§ Task
Filter these entries down to the lines that hold the word "label", and show each of them.

§ Task inputs
-- Opening Marker --

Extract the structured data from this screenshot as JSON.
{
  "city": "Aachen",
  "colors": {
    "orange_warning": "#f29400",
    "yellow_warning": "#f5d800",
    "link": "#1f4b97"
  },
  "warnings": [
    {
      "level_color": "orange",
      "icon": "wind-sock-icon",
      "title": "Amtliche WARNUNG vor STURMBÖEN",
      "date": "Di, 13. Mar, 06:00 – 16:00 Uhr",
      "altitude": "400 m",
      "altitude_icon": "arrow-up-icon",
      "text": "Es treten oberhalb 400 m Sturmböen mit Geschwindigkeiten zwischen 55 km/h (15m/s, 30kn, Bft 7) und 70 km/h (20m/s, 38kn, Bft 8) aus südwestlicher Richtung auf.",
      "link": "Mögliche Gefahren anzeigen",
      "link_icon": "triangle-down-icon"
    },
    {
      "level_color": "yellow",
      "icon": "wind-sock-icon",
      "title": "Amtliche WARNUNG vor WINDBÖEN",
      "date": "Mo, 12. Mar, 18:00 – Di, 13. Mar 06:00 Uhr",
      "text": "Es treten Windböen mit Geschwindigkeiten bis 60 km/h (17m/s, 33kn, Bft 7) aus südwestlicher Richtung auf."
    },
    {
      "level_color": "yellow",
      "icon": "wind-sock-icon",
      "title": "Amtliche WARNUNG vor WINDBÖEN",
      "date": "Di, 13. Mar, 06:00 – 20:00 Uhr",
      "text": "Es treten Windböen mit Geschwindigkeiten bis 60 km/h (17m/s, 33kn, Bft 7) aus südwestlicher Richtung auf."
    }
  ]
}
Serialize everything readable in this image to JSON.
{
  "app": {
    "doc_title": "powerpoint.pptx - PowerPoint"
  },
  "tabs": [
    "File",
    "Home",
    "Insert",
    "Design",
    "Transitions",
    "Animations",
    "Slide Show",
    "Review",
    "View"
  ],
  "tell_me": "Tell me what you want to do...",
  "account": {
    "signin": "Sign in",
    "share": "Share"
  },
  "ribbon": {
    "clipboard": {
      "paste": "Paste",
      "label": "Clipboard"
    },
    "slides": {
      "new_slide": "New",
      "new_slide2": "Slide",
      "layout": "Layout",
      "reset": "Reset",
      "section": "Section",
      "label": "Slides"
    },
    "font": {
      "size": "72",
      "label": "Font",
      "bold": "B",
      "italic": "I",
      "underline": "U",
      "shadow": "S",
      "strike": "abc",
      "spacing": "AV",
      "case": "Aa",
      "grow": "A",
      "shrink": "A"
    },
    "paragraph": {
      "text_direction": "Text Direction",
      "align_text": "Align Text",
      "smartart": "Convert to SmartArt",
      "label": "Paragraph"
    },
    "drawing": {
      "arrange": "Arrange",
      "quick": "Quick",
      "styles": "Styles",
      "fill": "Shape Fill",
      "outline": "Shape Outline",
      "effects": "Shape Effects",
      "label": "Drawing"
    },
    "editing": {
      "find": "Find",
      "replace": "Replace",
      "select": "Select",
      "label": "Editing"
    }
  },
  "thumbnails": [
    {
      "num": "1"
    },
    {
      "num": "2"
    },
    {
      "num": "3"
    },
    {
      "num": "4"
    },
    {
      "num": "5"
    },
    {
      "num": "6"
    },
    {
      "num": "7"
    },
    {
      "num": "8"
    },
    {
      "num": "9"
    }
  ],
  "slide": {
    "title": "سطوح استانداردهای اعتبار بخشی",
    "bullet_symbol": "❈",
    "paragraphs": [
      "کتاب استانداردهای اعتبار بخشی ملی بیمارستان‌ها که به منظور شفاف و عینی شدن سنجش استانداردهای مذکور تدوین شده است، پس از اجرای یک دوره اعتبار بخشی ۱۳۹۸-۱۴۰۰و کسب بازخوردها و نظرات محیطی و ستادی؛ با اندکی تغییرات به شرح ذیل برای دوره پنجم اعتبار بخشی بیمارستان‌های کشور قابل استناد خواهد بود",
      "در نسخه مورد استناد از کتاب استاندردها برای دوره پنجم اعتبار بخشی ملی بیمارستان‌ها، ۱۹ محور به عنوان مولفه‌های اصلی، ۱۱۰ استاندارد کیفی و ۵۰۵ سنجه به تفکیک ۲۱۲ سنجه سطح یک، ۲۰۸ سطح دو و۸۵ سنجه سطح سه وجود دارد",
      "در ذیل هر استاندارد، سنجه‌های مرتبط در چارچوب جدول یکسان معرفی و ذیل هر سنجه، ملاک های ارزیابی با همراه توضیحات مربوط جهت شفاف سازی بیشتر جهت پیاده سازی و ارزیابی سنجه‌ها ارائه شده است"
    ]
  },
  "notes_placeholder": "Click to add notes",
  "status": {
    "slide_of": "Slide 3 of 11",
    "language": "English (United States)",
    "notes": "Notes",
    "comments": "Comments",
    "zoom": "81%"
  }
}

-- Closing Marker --

§ Exercise output
      "label": "Clipboard"
      "label": "Slides"
      "label": "Font",
      "label": "Paragraph"
      "label": "Drawing"
      "label": "Editing"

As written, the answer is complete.